The Functions of Unnatural Death in Stephen King: Murder, Sickness, and Plots
The Functions of Unnatural Death in Stephen King: Murder, Sickness, and Plots examines over thirty of King’s works and looks at the character deaths within them, placing them first within the chronology of the plot and then assigning them a function. Death is horrific and perhaps the only universal horror because it comes to us all. Stephen King, known as the Master of Horror, rarely writes without including death in his works. However, he keeps death from being repetitious or fully expected because of the ways in which he plays with the subject, maintaining what he himself has called a childlike approach to death. Although character deaths are a constant, the narrative function of those deaths changes depending on their placement within the plot.
By separating out the purposes of early deaths from those that come during the rising action or during the climax, this book examines the myriad ways character deaths in King can affect surviving characters and therefore the plot. Even though character deaths are frequent and hardly ever occur only once in a book, King’s varying approaches to, and uses of, these deaths show how he continues to play with both the subject and its facets of horror throughout his work.

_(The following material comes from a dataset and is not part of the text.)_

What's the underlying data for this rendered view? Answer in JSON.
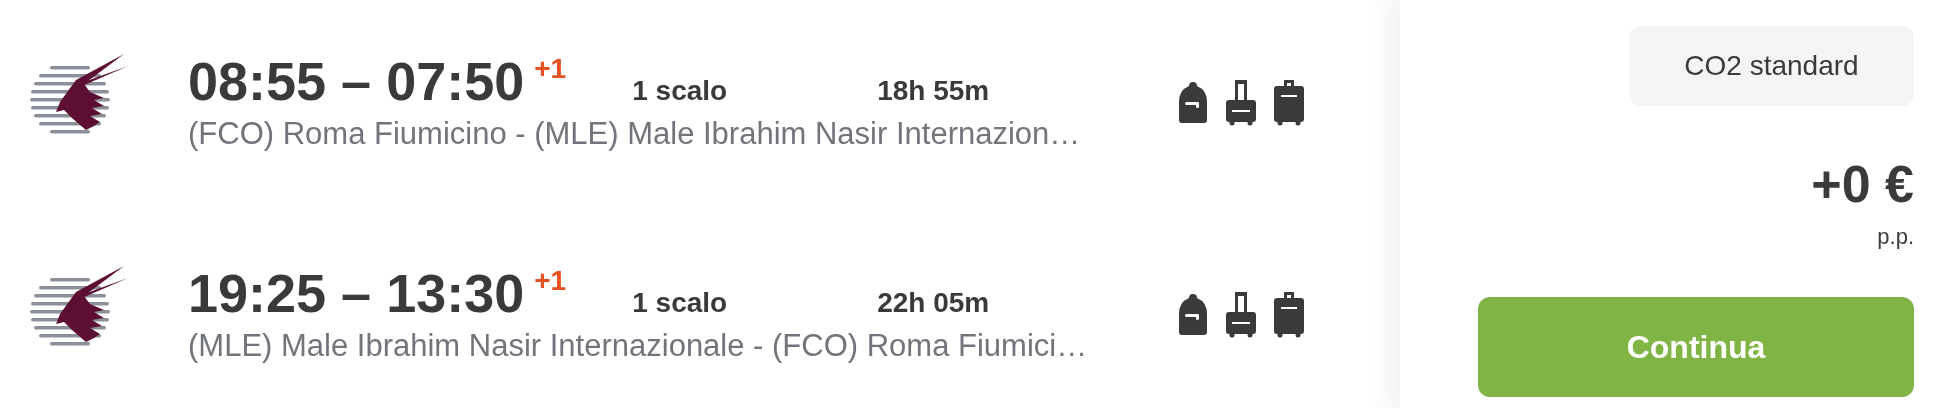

Surviving Stephen King: Reactions to the Supernatural in Works by the Master of Horror
Stephen King frequently places his human characters in danger against a supernatural antagonist. These characters, being realists of the late 20th and early 21st centuries, must first overcome their disbelief at what is happening to them, and then decide what to do about it. Both their explanations for the strange happenings and their attempts to deal with them can be divided into four main categories: cultural appropriation; Christianity, especially Catholic rites; attempts at utter destruction; and a resignation to simply live—or die—with the supernatural intact. This book examines over 30 of King’s works, revealing that the overall success of the characters in removing the supernatural threat from their towns, or perhaps defeating it entirely, does not depend fully on which of these four paths of action they choose. It is possible for any attempt to destroy the supernatural threat to fail, and what works in one of King’s books will not have the same outcome in another. For King, the most likely success comes when his characters can choose a course of action that allows them to stand and be true to themselves.

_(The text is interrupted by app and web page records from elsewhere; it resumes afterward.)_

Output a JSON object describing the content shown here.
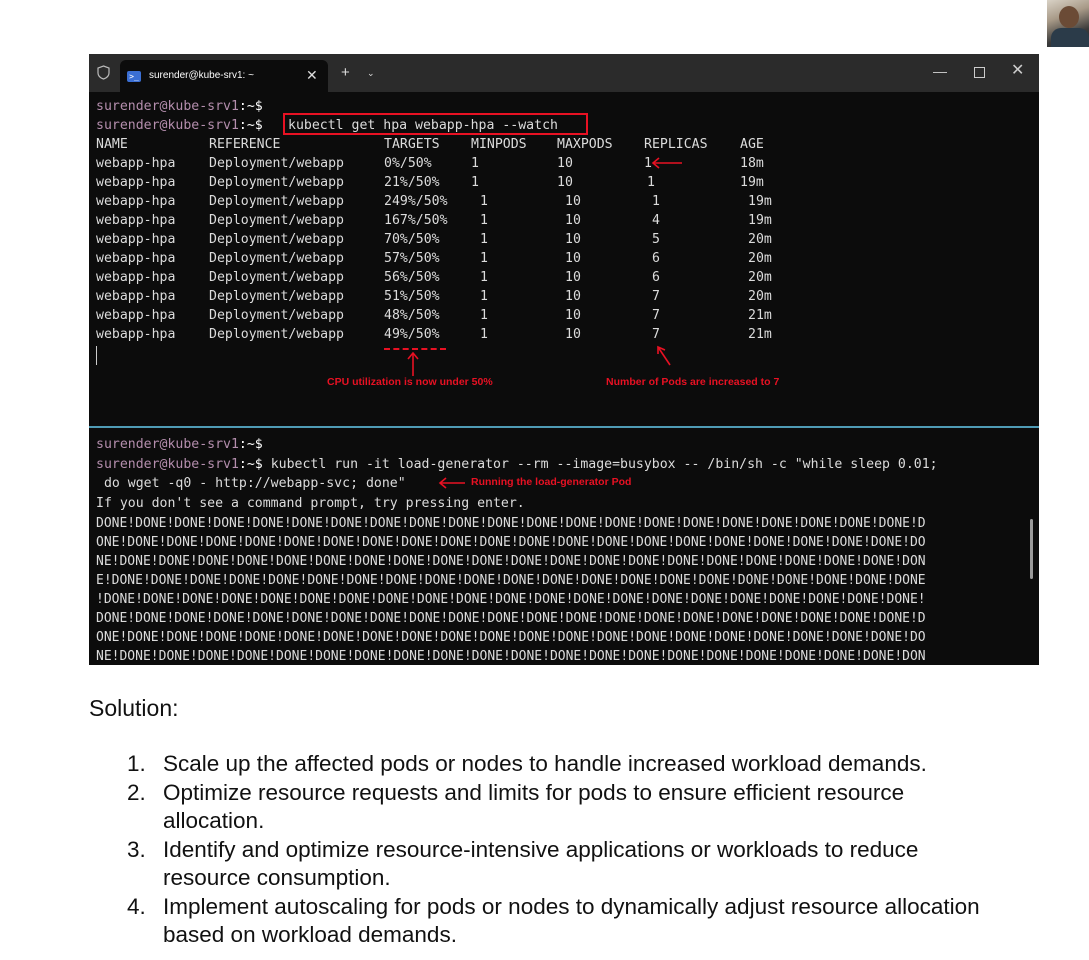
{
  "terminal": {
    "tab_title": "surender@kube-srv1: ~",
    "prompt_user": "surender@kube-srv1",
    "prompt_sep": ":~$",
    "top_pane": {
      "command": "kubectl get hpa webapp-hpa --watch",
      "columns": [
        "NAME",
        "REFERENCE",
        "TARGETS",
        "MINPODS",
        "MAXPODS",
        "REPLICAS",
        "AGE"
      ],
      "rows": [
        [
          "webapp-hpa",
          "Deployment/webapp",
          "0%/50%",
          "1",
          "10",
          "1",
          "18m"
        ],
        [
          "webapp-hpa",
          "Deployment/webapp",
          "21%/50%",
          "1",
          "10",
          "1",
          "19m"
        ],
        [
          "webapp-hpa",
          "Deployment/webapp",
          "249%/50%",
          "1",
          "10",
          "1",
          "19m"
        ],
        [
          "webapp-hpa",
          "Deployment/webapp",
          "167%/50%",
          "1",
          "10",
          "4",
          "19m"
        ],
        [
          "webapp-hpa",
          "Deployment/webapp",
          "70%/50%",
          "1",
          "10",
          "5",
          "20m"
        ],
        [
          "webapp-hpa",
          "Deployment/webapp",
          "57%/50%",
          "1",
          "10",
          "6",
          "20m"
        ],
        [
          "webapp-hpa",
          "Deployment/webapp",
          "56%/50%",
          "1",
          "10",
          "6",
          "20m"
        ],
        [
          "webapp-hpa",
          "Deployment/webapp",
          "51%/50%",
          "1",
          "10",
          "7",
          "20m"
        ],
        [
          "webapp-hpa",
          "Deployment/webapp",
          "48%/50%",
          "1",
          "10",
          "7",
          "21m"
        ],
        [
          "webapp-hpa",
          "Deployment/webapp",
          "49%/50%",
          "1",
          "10",
          "7",
          "21m"
        ]
      ],
      "annotation_cpu": "CPU utilization  is now under 50%",
      "annotation_pods": "Number of Pods are increased to 7"
    },
    "bottom_pane": {
      "command_line1": "kubectl run -it load-generator --rm --image=busybox -- /bin/sh -c \"while sleep 0.01;",
      "command_line2": " do wget -q0 - http://webapp-svc; done\"",
      "annotation_load": "Running the load-generator Pod",
      "hint": "If you don't see a command prompt, try pressing enter.",
      "output_lines": [
        "DONE!DONE!DONE!DONE!DONE!DONE!DONE!DONE!DONE!DONE!DONE!DONE!DONE!DONE!DONE!DONE!DONE!DONE!DONE!DONE!DONE!D",
        "ONE!DONE!DONE!DONE!DONE!DONE!DONE!DONE!DONE!DONE!DONE!DONE!DONE!DONE!DONE!DONE!DONE!DONE!DONE!DONE!DONE!DO",
        "NE!DONE!DONE!DONE!DONE!DONE!DONE!DONE!DONE!DONE!DONE!DONE!DONE!DONE!DONE!DONE!DONE!DONE!DONE!DONE!DONE!DON",
        "E!DONE!DONE!DONE!DONE!DONE!DONE!DONE!DONE!DONE!DONE!DONE!DONE!DONE!DONE!DONE!DONE!DONE!DONE!DONE!DONE!DONE",
        "!DONE!DONE!DONE!DONE!DONE!DONE!DONE!DONE!DONE!DONE!DONE!DONE!DONE!DONE!DONE!DONE!DONE!DONE!DONE!DONE!DONE!",
        "DONE!DONE!DONE!DONE!DONE!DONE!DONE!DONE!DONE!DONE!DONE!DONE!DONE!DONE!DONE!DONE!DONE!DONE!DONE!DONE!DONE!D",
        "ONE!DONE!DONE!DONE!DONE!DONE!DONE!DONE!DONE!DONE!DONE!DONE!DONE!DONE!DONE!DONE!DONE!DONE!DONE!DONE!DONE!DO",
        "NE!DONE!DONE!DONE!DONE!DONE!DONE!DONE!DONE!DONE!DONE!DONE!DONE!DONE!DONE!DONE!DONE!DONE!DONE!DONE!DONE!DON"
      ]
    }
  },
  "document": {
    "solution_heading": "Solution:",
    "steps": [
      {
        "num": "1.",
        "text": "Scale up the affected pods or nodes to handle increased workload demands."
      },
      {
        "num": "2.",
        "text": "Optimize resource requests and limits for pods to ensure efficient resource allocation."
      },
      {
        "num": "3.",
        "text": "Identify and optimize resource-intensive applications or workloads to reduce resource consumption."
      },
      {
        "num": "4.",
        "text": "Implement autoscaling for pods or nodes to dynamically adjust resource allocation based on workload demands."
      }
    ]
  },
  "colors": {
    "terminal_bg": "#0c0c0c",
    "titlebar_bg": "#2b2b2b",
    "prompt_user": "#b48ead",
    "annotation_red": "#e81123",
    "pane_divider": "#4f9bb5"
  }
}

Media and the Murderer: Jack the Ripper, Steven Avery and an Enduring Formula for Notoriety
Some criminals become household names, while others—even those who seek recognition through their crimes—are forgotten. The criminal’s actions are only a part of every famous true crime story. Other factors, such as the setting and circumstances of the crimes and the ways in which others take control of the narrative, ultimately drive their notoriety. Through a comparison of the tellings and retellings of two famous cases more than a century apart—the Jack the Ripper killings in 1888, and the murder trials of Steven Avery as documented in Making a Murderer—this book examines the complicated dynamics of criminal celebrity.

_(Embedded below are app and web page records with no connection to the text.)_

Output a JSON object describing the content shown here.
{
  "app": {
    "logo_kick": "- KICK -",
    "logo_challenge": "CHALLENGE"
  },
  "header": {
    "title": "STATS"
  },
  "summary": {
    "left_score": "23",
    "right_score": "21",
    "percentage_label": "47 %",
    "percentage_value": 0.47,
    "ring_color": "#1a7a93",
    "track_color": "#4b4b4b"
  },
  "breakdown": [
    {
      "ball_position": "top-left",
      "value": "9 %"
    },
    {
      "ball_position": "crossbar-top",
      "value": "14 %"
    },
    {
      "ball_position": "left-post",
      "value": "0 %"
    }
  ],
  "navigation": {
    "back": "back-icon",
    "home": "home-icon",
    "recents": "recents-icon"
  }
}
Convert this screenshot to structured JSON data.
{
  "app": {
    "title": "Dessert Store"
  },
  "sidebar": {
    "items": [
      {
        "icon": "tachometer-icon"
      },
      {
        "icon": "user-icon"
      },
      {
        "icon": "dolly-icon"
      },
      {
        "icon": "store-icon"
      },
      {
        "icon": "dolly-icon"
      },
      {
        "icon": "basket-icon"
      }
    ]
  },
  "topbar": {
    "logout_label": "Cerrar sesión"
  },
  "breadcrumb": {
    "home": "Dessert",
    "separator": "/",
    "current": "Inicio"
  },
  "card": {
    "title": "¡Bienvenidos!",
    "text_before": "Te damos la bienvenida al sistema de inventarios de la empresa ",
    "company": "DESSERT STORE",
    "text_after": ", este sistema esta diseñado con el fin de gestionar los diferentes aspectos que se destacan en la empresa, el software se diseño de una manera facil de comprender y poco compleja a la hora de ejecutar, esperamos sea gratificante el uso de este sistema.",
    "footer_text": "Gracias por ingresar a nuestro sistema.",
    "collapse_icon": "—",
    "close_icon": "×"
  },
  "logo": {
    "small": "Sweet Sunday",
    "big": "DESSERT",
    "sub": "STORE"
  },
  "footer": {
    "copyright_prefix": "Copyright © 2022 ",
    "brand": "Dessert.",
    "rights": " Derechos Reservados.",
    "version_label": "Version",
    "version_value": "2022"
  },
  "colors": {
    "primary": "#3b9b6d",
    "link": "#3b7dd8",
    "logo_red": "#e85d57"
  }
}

Words of a Monster: Analyzing the Writings of H.H. Holmes, America’s First Serial Killer
Decades before the term “serial killer” was coined, H.H. Holmes murdered dozens of people in his now-infamous Chicago “Murder Castle.” In his autobiography, Holmes struggled to define himself in the language of the late nineteenth century. As the “first”—or, as he labeled himself, “The Greatest Criminal of the Age”—he had no one to compare himself to, and no ready-made biographical structure to follow. Holmes was thus nearly able to invent himself from scratch. This book minutely inspects how Holmes represented himself in his writings and confessions. Although the legitimacy of Holmes’ accounts have been called into question, his biography mirrors the narrative structure of the true crime genre that emerged decades after his death.
The Ripper’s Victims in Print: The Rhetoric of Portrayals Since 1929
Mary Ann Nichols, Annie Chapman, Elizabeth Stride, Katherine Eddowes and Mary Jane Kelly—the five known victims of Jack the Ripper—are among the most written-about women in history. Hundreds of books on the Ripper murders describe their deaths in detail. Yet they themselves remain as mysterious as their murderer. This first ever study of the victims surveys the Ripper literature to reveal what is known about their lives, how society viewed them at the time of their deaths, and how attitudes and perceptions of them have (or have not) changed since the Victorian era.
Chapters in Edited Collections
‘This Mad Brute’: Postwar Male Violence and the Pathological Public Sphere in Home Front in the American Heartland: Local Experiences and Legacies of WWI (Cambridge — Amazon)
“Something Feels Weird:” Managing the Identity of “Ex-Con” in American Gods in Criminals as Heroes in Popular Culture (Palgrave — Amazon)
The Truth Inside the Lie: It and the Evolution of the Serial Killer in The Many Lives of IT: Essays on the Stephen King Horror Franchise (McFarland — Amazon)
Razors, Bumper Stickers, and Wheelchairs: Male Violence and Madness in Rose Madder and Mr. Mercedes in The Modern Stephen King Canon: Beyond Horror (Rowman & Littlefield — Amazon)
A Different Breed: Stephen King’s Serial Killers in Stephen King’s Contemporary Classics: Reflections on the Modern Master of Horror (Contemporary American Literature) (Rowman & Littlefield — Amazon)